This Is What Homeowners Want In 2018—Is Your Field Service Business Prepared?
What we learned about house trends from the Home Show and why your field service business needs to pay attention.
Efficiency was on the tip of everybody’s tongues at the Home Show in Indianapolis. The show, running from January 19-28, featured HGTV stars, a showcase home, tiny home village, and many, many exhibitors. Well over 100,000 people attended, in a frenzied hunger for inspiration.
The Indianapolis Home Show appeals to homeowners seeking ideas and guidance for their own home. Some are in the middle of a large scale renovation and others simply want to see what new products and services are all the buzz. The Home Show sets precedent for the housing industry, homeowners, and field service industry workers alike.
Industries that target homeowners (construction, plumbing, electric, HVAC, and more) should have had their eyes and ears on red alert last week so as to gain perspective for what homeowners want for 2018. Home trends can shape the market for particular services, products, and features. If your business isn’t doing it, you can bet your last dollar that somebody else is—and reaping the rewards for it too.
Efficiency rang through the walls of the Indiana State Fairgrounds like a well-oiled bell. A village of tiny homes served as an island of grass and wood in the middle of the West Pavillion. This hobbit-like village looked like it was straight out of a storybook. Five tiny home builders displayed their finished work, complete with fine finishings and furniture to set the stage.
The tiny house movement, a lifestyle branching out of minimalism, started around 2014 and has since taken hold of America’s heart. The rise in tiny house popularity was triggered by the economic collapse in 2008 that left many Americans struggling to put a roof over their head. Financial strain was a burden many Americans faced in the years after. The solution? Smaller roofs.
The American economy has recovered a bit, but it seems like the tiny house movement is here to stay—just with some added fixtures and minor embellishments. Adorned with granite countertops and high-quality built-ins, tiny houses have taken a clear shift from their humble beginnings.
Tiny houses are characterized by being environmentally-friendly, energy-efficient, compact, and transportable. These are all features businesses catering to homeowners need to take note of and act upon. This can be done by specializing in smaller scale units, energy-efficient models, and eco-friendly systems. The tiny house feeling can also be applied to houses of a larger construction. The ideas behind the tiny house are ones larger households wish to incorporate into their houses as well.
Houses of Green
The crowds at the Home Show in Indianapolis were green—both with envy of all the finest fittings and with, well, going green. One could practically hear all the exhibitors yelling “Energy-efficient!” at all the passersby. Their unspoken admonishments were received warmly, however, as “efficient” seems to be everybody’s favorite word.
For homeowners, going green means cheaper utility bills and a nice morality boost for those who are environmentally concerned.
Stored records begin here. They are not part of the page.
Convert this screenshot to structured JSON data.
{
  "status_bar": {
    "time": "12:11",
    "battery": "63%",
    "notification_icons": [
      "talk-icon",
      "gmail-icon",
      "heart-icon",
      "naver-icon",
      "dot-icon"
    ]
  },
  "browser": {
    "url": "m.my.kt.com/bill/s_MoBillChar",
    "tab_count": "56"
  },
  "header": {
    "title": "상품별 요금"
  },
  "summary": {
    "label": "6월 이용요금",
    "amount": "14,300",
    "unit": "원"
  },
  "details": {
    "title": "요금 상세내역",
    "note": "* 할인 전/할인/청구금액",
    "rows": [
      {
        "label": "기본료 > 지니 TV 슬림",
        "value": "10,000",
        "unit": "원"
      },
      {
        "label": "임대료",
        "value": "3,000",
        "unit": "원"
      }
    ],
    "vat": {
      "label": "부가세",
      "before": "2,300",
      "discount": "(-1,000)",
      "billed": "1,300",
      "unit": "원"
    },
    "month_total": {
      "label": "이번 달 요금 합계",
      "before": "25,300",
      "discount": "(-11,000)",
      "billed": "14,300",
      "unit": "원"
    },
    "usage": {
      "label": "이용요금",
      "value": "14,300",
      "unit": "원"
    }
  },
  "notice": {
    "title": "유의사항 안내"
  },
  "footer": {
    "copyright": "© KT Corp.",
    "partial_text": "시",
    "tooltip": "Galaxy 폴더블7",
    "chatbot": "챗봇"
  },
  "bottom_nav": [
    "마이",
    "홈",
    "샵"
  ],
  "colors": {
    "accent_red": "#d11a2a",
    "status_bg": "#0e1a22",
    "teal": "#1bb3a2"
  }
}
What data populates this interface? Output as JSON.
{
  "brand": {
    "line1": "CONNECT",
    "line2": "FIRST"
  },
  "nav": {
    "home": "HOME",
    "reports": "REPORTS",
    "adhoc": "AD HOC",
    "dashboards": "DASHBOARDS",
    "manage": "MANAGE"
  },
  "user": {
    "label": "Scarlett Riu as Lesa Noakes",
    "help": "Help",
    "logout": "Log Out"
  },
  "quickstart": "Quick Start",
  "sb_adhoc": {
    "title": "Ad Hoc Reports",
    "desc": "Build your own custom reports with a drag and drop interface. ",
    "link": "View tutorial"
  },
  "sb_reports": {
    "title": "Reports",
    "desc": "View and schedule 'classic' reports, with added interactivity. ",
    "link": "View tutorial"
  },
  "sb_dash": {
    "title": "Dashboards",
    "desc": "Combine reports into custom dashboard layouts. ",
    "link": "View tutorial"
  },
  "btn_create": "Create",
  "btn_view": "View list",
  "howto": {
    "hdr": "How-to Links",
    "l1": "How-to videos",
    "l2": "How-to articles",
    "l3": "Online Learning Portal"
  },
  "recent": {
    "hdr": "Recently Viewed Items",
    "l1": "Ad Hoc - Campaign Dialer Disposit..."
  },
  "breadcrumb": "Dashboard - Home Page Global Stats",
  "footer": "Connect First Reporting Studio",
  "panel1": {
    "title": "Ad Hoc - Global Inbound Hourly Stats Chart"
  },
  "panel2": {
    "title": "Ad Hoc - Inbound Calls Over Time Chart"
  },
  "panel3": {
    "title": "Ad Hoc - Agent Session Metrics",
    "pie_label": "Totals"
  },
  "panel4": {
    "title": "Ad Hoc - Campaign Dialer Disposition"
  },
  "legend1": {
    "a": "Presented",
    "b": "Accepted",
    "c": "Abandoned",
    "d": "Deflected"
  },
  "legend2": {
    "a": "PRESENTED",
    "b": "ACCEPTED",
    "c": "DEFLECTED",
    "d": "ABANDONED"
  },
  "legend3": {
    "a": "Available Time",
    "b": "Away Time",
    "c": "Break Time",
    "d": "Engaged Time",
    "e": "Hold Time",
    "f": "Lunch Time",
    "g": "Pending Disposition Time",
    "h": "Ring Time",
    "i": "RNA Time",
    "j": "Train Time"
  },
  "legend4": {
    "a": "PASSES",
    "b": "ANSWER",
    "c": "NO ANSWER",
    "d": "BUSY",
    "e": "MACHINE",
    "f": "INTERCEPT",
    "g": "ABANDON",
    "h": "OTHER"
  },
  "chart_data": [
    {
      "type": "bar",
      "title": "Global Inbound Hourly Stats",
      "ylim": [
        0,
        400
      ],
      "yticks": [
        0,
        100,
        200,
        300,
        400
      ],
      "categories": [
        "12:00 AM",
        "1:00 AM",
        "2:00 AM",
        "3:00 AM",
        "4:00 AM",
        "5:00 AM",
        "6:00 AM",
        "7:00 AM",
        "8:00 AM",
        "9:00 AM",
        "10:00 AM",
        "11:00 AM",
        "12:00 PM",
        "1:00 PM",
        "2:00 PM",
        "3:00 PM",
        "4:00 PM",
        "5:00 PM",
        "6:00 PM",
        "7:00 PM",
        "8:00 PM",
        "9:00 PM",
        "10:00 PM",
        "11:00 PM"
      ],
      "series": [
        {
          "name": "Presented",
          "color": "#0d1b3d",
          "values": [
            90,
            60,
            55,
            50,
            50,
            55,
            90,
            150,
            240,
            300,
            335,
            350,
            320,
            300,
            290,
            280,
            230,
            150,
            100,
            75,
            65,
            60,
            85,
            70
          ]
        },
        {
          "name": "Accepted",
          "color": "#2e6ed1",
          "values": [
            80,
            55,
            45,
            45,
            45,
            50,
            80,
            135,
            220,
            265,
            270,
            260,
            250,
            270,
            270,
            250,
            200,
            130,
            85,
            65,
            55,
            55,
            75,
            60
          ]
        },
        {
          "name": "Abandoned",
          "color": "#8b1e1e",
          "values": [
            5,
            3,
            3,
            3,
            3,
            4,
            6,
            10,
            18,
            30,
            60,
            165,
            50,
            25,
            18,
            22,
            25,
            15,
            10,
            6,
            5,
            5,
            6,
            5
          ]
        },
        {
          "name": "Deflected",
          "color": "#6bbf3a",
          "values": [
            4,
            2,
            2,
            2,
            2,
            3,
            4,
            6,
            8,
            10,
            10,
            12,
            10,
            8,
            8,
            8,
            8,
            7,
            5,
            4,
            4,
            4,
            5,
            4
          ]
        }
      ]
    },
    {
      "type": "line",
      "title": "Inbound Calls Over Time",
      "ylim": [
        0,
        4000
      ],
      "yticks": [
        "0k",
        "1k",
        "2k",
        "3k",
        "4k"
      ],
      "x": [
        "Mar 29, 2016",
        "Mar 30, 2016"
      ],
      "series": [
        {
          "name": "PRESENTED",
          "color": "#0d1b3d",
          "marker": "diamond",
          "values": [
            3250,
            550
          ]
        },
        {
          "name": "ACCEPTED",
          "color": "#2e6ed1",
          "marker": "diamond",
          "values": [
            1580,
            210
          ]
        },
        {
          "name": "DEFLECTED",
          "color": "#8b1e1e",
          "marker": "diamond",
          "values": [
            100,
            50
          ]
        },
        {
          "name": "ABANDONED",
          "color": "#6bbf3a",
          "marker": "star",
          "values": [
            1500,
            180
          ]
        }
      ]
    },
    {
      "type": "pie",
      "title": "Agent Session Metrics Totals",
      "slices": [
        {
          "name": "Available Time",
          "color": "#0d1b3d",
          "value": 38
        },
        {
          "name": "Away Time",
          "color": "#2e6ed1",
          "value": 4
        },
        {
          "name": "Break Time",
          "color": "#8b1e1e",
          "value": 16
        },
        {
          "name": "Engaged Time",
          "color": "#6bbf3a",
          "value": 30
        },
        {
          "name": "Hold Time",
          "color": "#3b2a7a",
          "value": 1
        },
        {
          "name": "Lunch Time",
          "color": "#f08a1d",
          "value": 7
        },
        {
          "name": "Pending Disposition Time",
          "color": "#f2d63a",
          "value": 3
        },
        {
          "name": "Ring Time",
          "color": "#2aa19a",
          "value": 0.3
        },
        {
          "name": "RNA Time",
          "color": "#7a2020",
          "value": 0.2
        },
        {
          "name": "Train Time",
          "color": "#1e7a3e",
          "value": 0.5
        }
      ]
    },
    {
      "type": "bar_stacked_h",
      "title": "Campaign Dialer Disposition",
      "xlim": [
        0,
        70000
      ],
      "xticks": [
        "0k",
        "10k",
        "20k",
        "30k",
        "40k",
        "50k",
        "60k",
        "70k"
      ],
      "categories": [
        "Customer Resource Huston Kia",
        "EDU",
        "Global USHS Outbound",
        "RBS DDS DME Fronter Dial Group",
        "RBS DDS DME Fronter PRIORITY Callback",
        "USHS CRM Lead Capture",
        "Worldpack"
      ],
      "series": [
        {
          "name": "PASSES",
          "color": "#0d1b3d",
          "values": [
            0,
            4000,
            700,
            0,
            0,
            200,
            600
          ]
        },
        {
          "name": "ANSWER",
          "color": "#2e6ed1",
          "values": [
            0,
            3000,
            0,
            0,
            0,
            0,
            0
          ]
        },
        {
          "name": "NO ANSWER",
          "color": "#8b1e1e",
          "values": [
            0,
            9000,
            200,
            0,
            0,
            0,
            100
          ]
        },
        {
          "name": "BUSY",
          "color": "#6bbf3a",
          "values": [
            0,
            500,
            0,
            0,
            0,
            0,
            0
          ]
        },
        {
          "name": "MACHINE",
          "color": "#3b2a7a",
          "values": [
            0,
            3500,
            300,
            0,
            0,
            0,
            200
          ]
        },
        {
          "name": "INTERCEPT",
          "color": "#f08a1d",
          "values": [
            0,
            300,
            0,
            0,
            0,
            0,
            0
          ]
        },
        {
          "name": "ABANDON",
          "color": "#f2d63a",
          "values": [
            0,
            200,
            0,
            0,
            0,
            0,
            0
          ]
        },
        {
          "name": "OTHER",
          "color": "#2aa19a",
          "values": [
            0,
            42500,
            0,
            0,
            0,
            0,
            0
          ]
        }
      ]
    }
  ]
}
It can also be a means for people to become more self-reliant, similar to the tiny house movement.
Almost every aspect of a person’s house can go green, down to the decorations and stuff that fills space. While your field service business might not need to learn about DIY’ing picture frames and vases, you might want to listen close to the rest of this.
Areas of the house that can easily adopt the “color” change can be found in electric, geothermal, water conservation, appliances, and HVAC units. This means that your field service business should be incorporating this into its business strategy. Specializing in energy-efficient solutions angles you as the know-how king or queen of this subfield. When somebody searches “energy-efficient HVAC”, your name should be the one that pops up first. Offline, your field service business can offer energy-efficient solutions alongside traditional ones.
No, no. This isn’t a Smart Service sales pitch! (Though Smart Service could help you manage your field service business through easy scheduling and QuickBooks integration.)
We’re talking about smart homes.
All the gifted Alexa and Google Home devices sold last Christmas should have been signal enough that our concept of “home” is evolving to something more connected. Smart speakers are nifty devices that use artificial intelligence to control your house, and in turn, change it into a home. Smart technology can include smart thermostats, smart lighting, smart sound systems, smart security, and smart cleaning appliances.
While everybody is hungry to turn their homes “smart”, not many people know how to do so. Whether your focus is in smart HVAC technology, smart lighting, smart security, or something else, understanding smart home technology and knowing how to incorporate it into a smart home system is a service you can easily adopt in your field service business plan.
Efficiency was on the mind and in the eyes of everybody at the Indianapolis Home Show. This trend is certain to be on the minds of American consumers throughout 2018 and will likely continue to be present in the future market as well. Paying attention to industry trends—and staying ahead of the competition—is important for those field service businesses wanting to enter 2018 with a bang.